The districtwide poverty level for Charlotte-Mecklenburg Schools has nudged up one percentage point, to 54.4 percent this year, according to a new report on students eligible for lunch subsidies.
The numbers show poverty increasing at all grade levels. The new preK-8 schools, created when CMS closed three high-poverty middle schools, range from 87 percent poverty at Ashley Park to 95 percent at Reid Park.
Harding High, which used to be a full magnet and picked up neighborhood students when Waddell High closed, rose almost 16 percentage points, to 79 percent poverty. South Meck, which also added former Waddell students, rose 8 percentage points, to 43 percent. North Meck, which is seeing its demographics shift because of the opening of nearby Hough High, rose 11 points to 54.5 percent poverty.

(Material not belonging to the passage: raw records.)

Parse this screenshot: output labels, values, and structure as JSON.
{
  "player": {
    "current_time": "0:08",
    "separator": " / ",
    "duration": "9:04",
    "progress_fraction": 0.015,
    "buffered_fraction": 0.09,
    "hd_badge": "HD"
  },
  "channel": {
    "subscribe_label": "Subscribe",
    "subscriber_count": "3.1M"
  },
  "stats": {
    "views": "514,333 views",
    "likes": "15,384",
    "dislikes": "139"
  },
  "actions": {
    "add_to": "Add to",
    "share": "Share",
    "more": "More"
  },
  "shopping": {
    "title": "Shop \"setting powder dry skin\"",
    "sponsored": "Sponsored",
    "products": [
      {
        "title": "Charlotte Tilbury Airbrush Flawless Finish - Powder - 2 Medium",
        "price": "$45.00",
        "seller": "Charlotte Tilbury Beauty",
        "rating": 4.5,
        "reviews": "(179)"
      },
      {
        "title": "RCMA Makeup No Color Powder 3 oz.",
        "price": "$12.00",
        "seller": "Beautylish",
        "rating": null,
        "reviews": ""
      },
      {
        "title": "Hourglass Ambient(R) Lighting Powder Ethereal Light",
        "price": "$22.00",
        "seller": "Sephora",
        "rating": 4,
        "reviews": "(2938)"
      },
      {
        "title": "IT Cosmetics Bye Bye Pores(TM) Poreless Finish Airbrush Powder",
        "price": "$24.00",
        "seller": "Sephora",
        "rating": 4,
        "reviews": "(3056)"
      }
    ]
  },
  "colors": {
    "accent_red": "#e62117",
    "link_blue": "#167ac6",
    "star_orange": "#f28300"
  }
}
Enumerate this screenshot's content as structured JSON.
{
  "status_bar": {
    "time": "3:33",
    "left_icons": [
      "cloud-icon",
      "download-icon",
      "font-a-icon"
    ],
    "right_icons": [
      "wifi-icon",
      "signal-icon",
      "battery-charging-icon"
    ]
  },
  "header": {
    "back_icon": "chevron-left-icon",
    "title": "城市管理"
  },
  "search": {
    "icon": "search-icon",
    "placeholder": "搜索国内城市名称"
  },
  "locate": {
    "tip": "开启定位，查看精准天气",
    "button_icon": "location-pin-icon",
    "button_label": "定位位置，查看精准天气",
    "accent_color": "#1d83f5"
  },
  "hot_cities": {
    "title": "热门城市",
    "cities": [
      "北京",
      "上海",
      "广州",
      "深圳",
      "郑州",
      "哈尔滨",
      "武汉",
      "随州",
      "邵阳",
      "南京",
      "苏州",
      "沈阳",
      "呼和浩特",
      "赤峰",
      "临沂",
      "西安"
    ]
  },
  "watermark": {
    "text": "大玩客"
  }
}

The use of lunch-subsidy numbers to gauge school poverty remains controversial. The guidelines, set by the U.S. Department of Agriculture, allow a family of four with an income up to $29,055 a year to get free lunches; up to $41,348 a year, children from that family would get lunch for 40 cents instead of the full $2.05. Students who get either free or reduced-price meals are counted as economically disadvantaged. The USDA sets strict guidelines for how districts can monitor and verify eligibility; some say those numbers should not be used for other purposes, such as allocating extra teachers and academic aid, because they are not more rigorously checked.